Monday, June 27, 2016

I want my cloths to live, to party, to have fun, to create a moment, be a fabric of peoples lives. To me that's true fulfillment  as a designer - Jeremy Scott

Sunday, June 26, 2016

The Monsters In Your Closet- Sustainable Fashion

The fashion world has always been fast paced, but in the last few decades it has gone 0 to 100 in 3.5. Fast fashion has forever changed the game. Consumers are now looking for stores with the lowest price and newest products. However, the average consumer rarely stops to think about the true cost (If you haven't watched the documentary The True Cost its on Netflix). As a designer it is extremely important that we are fully aware of the impact the fashion industry has on the world, because it is one of the largest global industries. But, in order to find a permanent solution to the problems we uncover there needs to be universal understanding of whats going on. Everyone should understand where exactly their clothing is coming from, and know the ethical complications that they could unknowably be supporting. Can you answers the fallowing questions right now? Where do your cloths come from? How were they made? How were they shipped? How were the fibers that make the fabric made? There are so many questions we should be asking, but rarely have the time to investigate in this fast pace world. Lucky for us there are now websites that dedicate themselves to doing the ground research for us.  Project Just is one of those sites. It looks into many popular brands, and highlights things that you should know about the companies current sustainability plan. Its goals is to inform the consumer. The link is bellow: check it out!

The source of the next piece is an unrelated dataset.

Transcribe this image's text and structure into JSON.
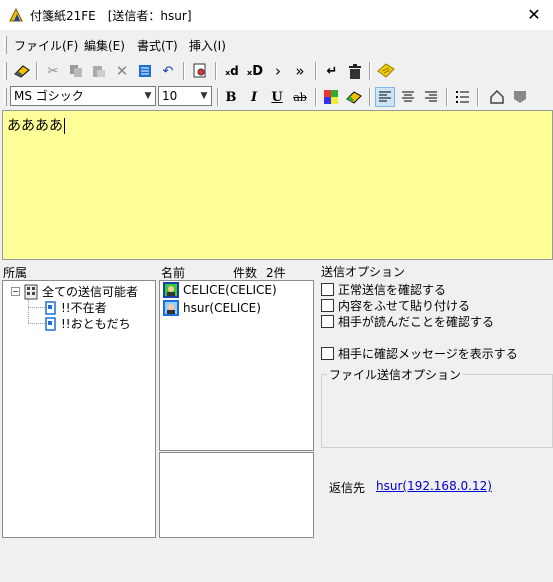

Wednesday, June 8, 2016

73 Questions with Anna Wintour

If you haven't watched Vogue's 73 Questions with Anna Wintour, the link is bellow. Anna is easily considered one of the most influential people in fashion. This video captures Anna's confidence and english humor as she answers 73 question about different aspects of her life.